HOW TO COMPLETE THIS TASK
Your answer should be an exact copy of all the entries, free of pictures.

DATA FOR REVIEW
───

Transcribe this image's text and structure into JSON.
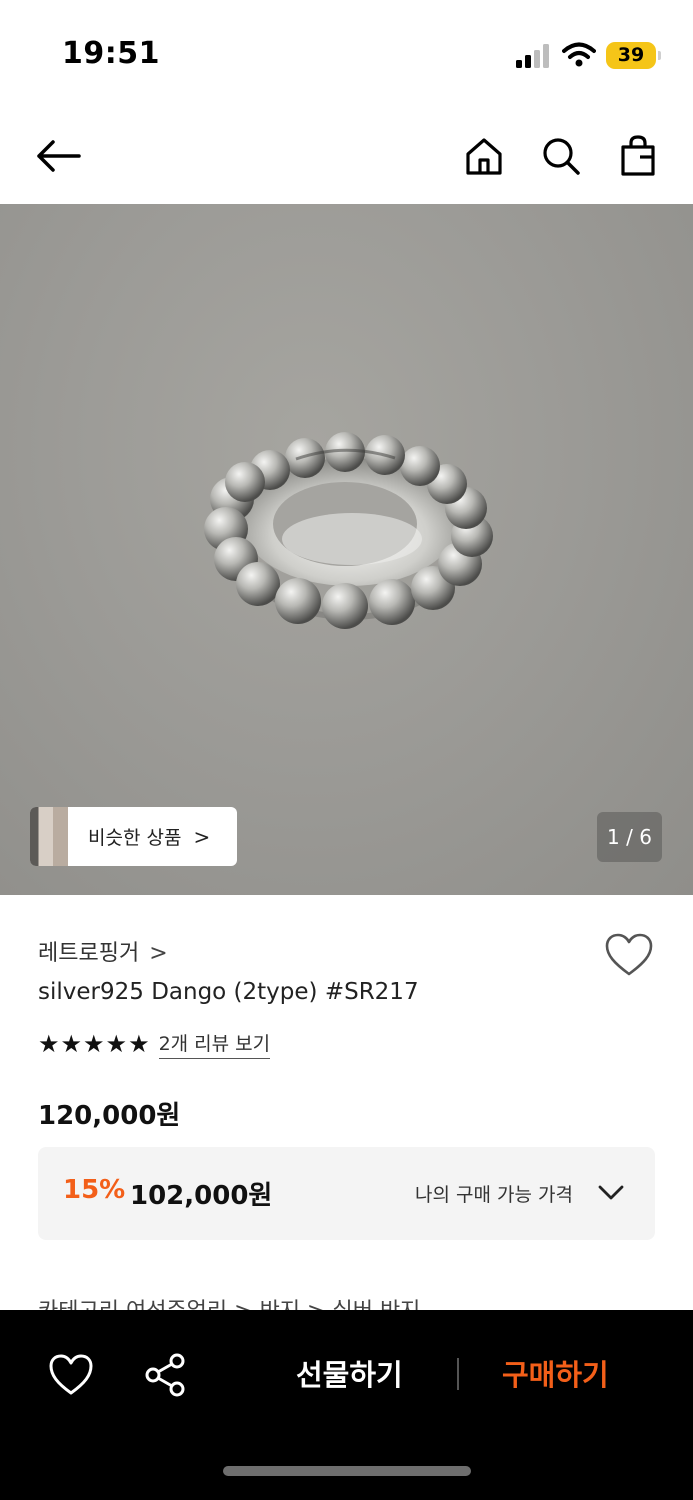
{
  "status_bar": {
    "time": "19:51",
    "battery": "39"
  },
  "nav": {
    "back_icon": "arrow-left-icon",
    "home_icon": "home-icon",
    "search_icon": "search-icon",
    "bag_icon": "shopping-bag-icon"
  },
  "gallery": {
    "similar_label": "비슷한 상품",
    "similar_chevron": ">",
    "page_indicator": "1 / 6"
  },
  "product": {
    "brand": "레트로핑거",
    "brand_chevron": ">",
    "title": "silver925 Dango (2type) #SR217",
    "stars": "★★★★★",
    "review_link": "2개 리뷰 보기",
    "original_price": "120,000원",
    "discount_rate": "15%",
    "sale_price": "102,000원",
    "my_price_label": "나의 구매 가능 가격",
    "breadcrumb": "카테고리     여성주얼리  >  반지  >  실버 반지"
  },
  "bottom_bar": {
    "gift_label": "선물하기",
    "buy_label": "구매하기"
  },
  "colors": {
    "accent": "#f35f19",
    "battery": "#f5c518",
    "bottom_bar": "#000000"
  }
}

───

SOLUTION TO THE PROBLEM
Transcribe this image's text and structure into JSON.
{
  "status_bar": {
    "time": "19:51",
    "battery": "39"
  },
  "nav": {
    "back_icon": "arrow-left-icon",
    "home_icon": "home-icon",
    "search_icon": "search-icon",
    "bag_icon": "shopping-bag-icon"
  },
  "gallery": {
    "similar_label": "비슷한 상품",
    "similar_chevron": ">",
    "page_indicator": "1 / 6"
  },
  "product": {
    "brand": "레트로핑거",
    "brand_chevron": ">",
    "title": "silver925 Dango (2type) #SR217",
    "stars": "★★★★★",
    "review_link": "2개 리뷰 보기",
    "original_price": "120,000원",
    "discount_rate": "15%",
    "sale_price": "102,000원",
    "my_price_label": "나의 구매 가능 가격",
    "breadcrumb": "카테고리     여성주얼리  >  반지  >  실버 반지"
  },
  "bottom_bar": {
    "gift_label": "선물하기",
    "buy_label": "구매하기"
  },
  "colors": {
    "accent": "#f35f19",
    "battery": "#f5c518",
    "bottom_bar": "#000000"
  }
}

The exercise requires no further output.